For this problem, there was a lively discussion about tangent lines (ARE THEY REAL OR MADE UP???), the intermediate value theorem, and whether you could say two things had the same speed if they didn’t both go at that same speed for any length of time*. The velocity-time graphs that they tucked into the bottom right corner of their whiteboard turned out to be the crowd-pleaser when it came to being convinced about the speeds being the same at a point in time.
After some working and some whiteboard discussions, we took our second quiz. They aren’t perfect yet (of course), but they are clearly in a better place than last week, and we can definitely move on to Unbalanced Forces (and “for real” physics) next week. I’m excited!
Here’s a piece that I loved on one student’s quiz.

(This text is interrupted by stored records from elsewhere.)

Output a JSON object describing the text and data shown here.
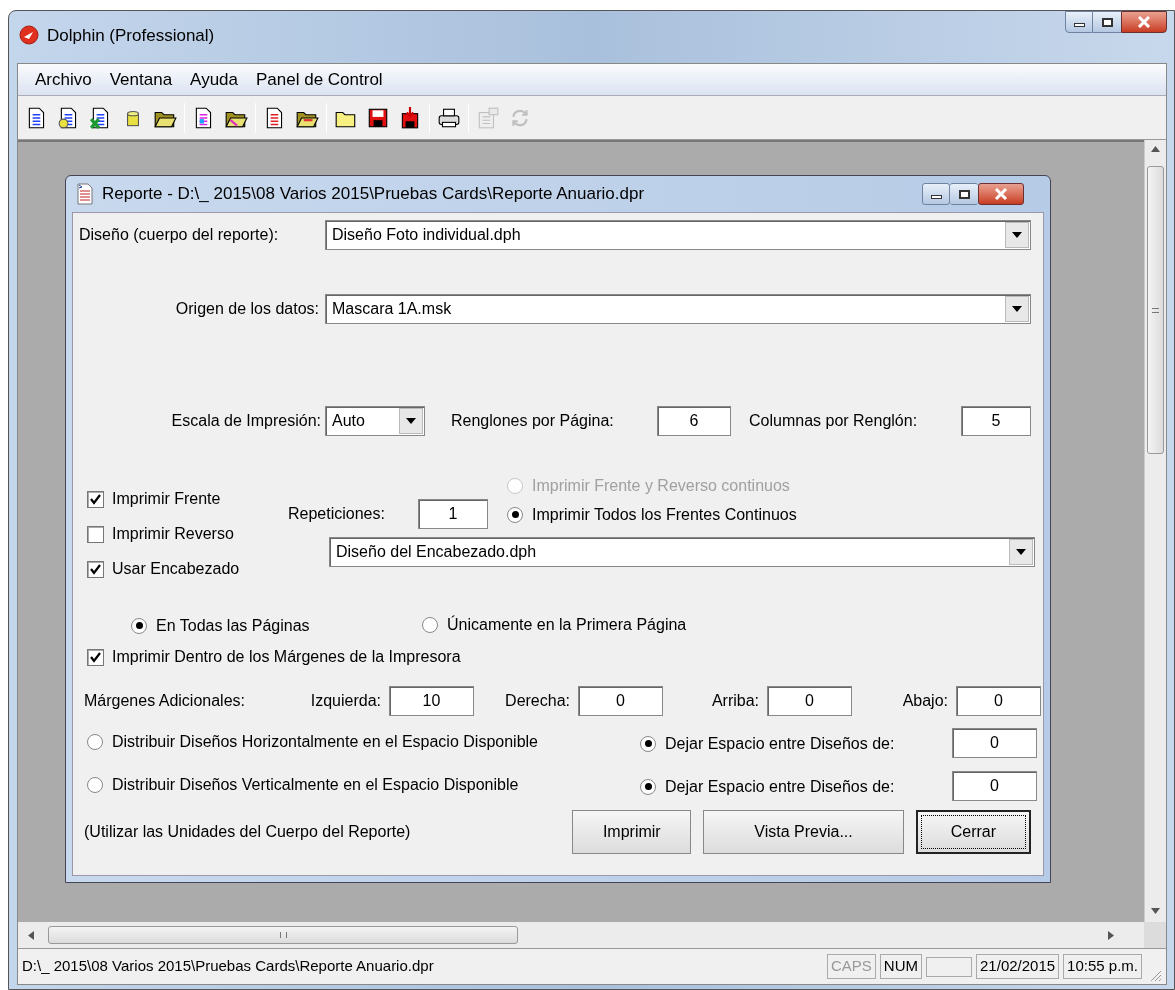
{
  "window": {
    "title": "Dolphin (Professional)"
  },
  "menu": [
    "Archivo",
    "Ventana",
    "Ayuda",
    "Panel de Control"
  ],
  "toolbar": [
    [
      {
        "kind": "document",
        "disabled": false
      },
      {
        "kind": "documents-db",
        "disabled": false
      },
      {
        "kind": "documents-sheet",
        "disabled": false
      },
      {
        "kind": "database",
        "disabled": false
      },
      {
        "kind": "open-folder",
        "disabled": false
      }
    ],
    [
      {
        "kind": "color-document",
        "disabled": false
      },
      {
        "kind": "color-folder",
        "disabled": false
      }
    ],
    [
      {
        "kind": "red-document",
        "disabled": false
      },
      {
        "kind": "red-folder",
        "disabled": false
      }
    ],
    [
      {
        "kind": "folder",
        "disabled": false
      },
      {
        "kind": "save",
        "disabled": false
      },
      {
        "kind": "save-arrow",
        "disabled": false
      }
    ],
    [
      {
        "kind": "printer",
        "disabled": false
      }
    ],
    [
      {
        "kind": "properties",
        "disabled": true
      },
      {
        "kind": "refresh",
        "disabled": true
      }
    ]
  ],
  "report_window": {
    "title": "Reporte - D:\\_  2015\\08 Varios 2015\\Pruebas Cards\\Reporte Anuario.dpr",
    "design": {
      "label": "Diseño (cuerpo del reporte):",
      "value": "Diseño Foto individual.dph"
    },
    "data_source": {
      "label": "Origen de los datos:",
      "value": "Mascara 1A.msk"
    },
    "scale": {
      "label": "Escala de Impresión:",
      "value": "Auto"
    },
    "rows_per_page": {
      "label": "Renglones por Página:",
      "value": "6"
    },
    "columns_per_row": {
      "label": "Columnas por Renglón:",
      "value": "5"
    },
    "print_checks": [
      {
        "label": "Imprimir Frente",
        "checked": true
      },
      {
        "label": "Imprimir Reverso",
        "checked": false
      }
    ],
    "repetitions": {
      "label": "Repeticiones:",
      "value": "1"
    },
    "continuous_mode": [
      {
        "label": "Imprimir Frente y Reverso continuos",
        "selected": false,
        "disabled": true
      },
      {
        "label": "Imprimir Todos los Frentes Continuos",
        "selected": true,
        "disabled": false
      }
    ],
    "header": {
      "label": "Usar Encabezado",
      "checked": true,
      "value": "Diseño del Encabezado.dph"
    },
    "header_pages": [
      {
        "label": "En Todas las Páginas",
        "selected": true
      },
      {
        "label": "Únicamente en la Primera Página",
        "selected": false
      }
    ],
    "inside_margins": {
      "label": "Imprimir Dentro de los Márgenes de la Impresora",
      "checked": true
    },
    "margins": {
      "label": "Márgenes Adicionales:",
      "items": [
        {
          "label": "Izquierda:",
          "value": "10"
        },
        {
          "label": "Derecha:",
          "value": "0"
        },
        {
          "label": "Arriba:",
          "value": "0"
        },
        {
          "label": "Abajo:",
          "value": "0"
        }
      ]
    },
    "distribution": [
      {
        "label": "Distribuir Diseños Horizontalmente en el Espacio Disponible",
        "selected": false,
        "spacing_label": "Dejar Espacio entre Diseños de:",
        "spacing_selected": true,
        "value": "0"
      },
      {
        "label": "Distribuir Diseños Verticalmente en el Espacio Disponible",
        "selected": false,
        "spacing_label": "Dejar Espacio entre Diseños de:",
        "spacing_selected": true,
        "value": "0"
      }
    ],
    "note": "(Utilizar las Unidades del Cuerpo del Reporte)",
    "buttons": [
      {
        "label": "Imprimir",
        "focused": false
      },
      {
        "label": "Vista Previa...",
        "focused": false
      },
      {
        "label": "Cerrar",
        "focused": true
      }
    ]
  },
  "status_bar": {
    "path": "D:\\_  2015\\08 Varios 2015\\Pruebas Cards\\Reporte Anuario.dpr",
    "indicators": [
      {
        "label": "CAPS",
        "active": false
      },
      {
        "label": "NUM",
        "active": true
      }
    ],
    "date": "21/02/2015",
    "time": "10:55 p.m."
  }
}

I believe this is correct, because if her acceleration is negative, the slope of the line on the velocity v. time graph is negative, too, [arrow to v-t graph she drew at top right] meaning that she was slowing down. However, one thing that I am confused by is what if the velocity graph looked like this (LOOK at graph on left top). [arrow to v-t graph she drew at top left] This graph also shows her slowing down, with a line that has a POSITIVE slope (just a negative direction). HOW DO I KNOW WHICH ONE TO FOLLOW?
I love everything about it. She starts with all true statements that connect the acceleration to the slope on the velocity graph, stops in the idea that negative acceleration means slowing down, but continues right past it into finding a counter-example to that idea. She lays out her thinking carefully. She isn’t afraid to say that she’s confused or to ask me questions on the assessment. Love, love, love. I wrote her a couple of notes back (although most of it was cut off in this photo).
*Days like today make you really wish your school could have a double class of physics and calculus for the kids who are into that sort of thing.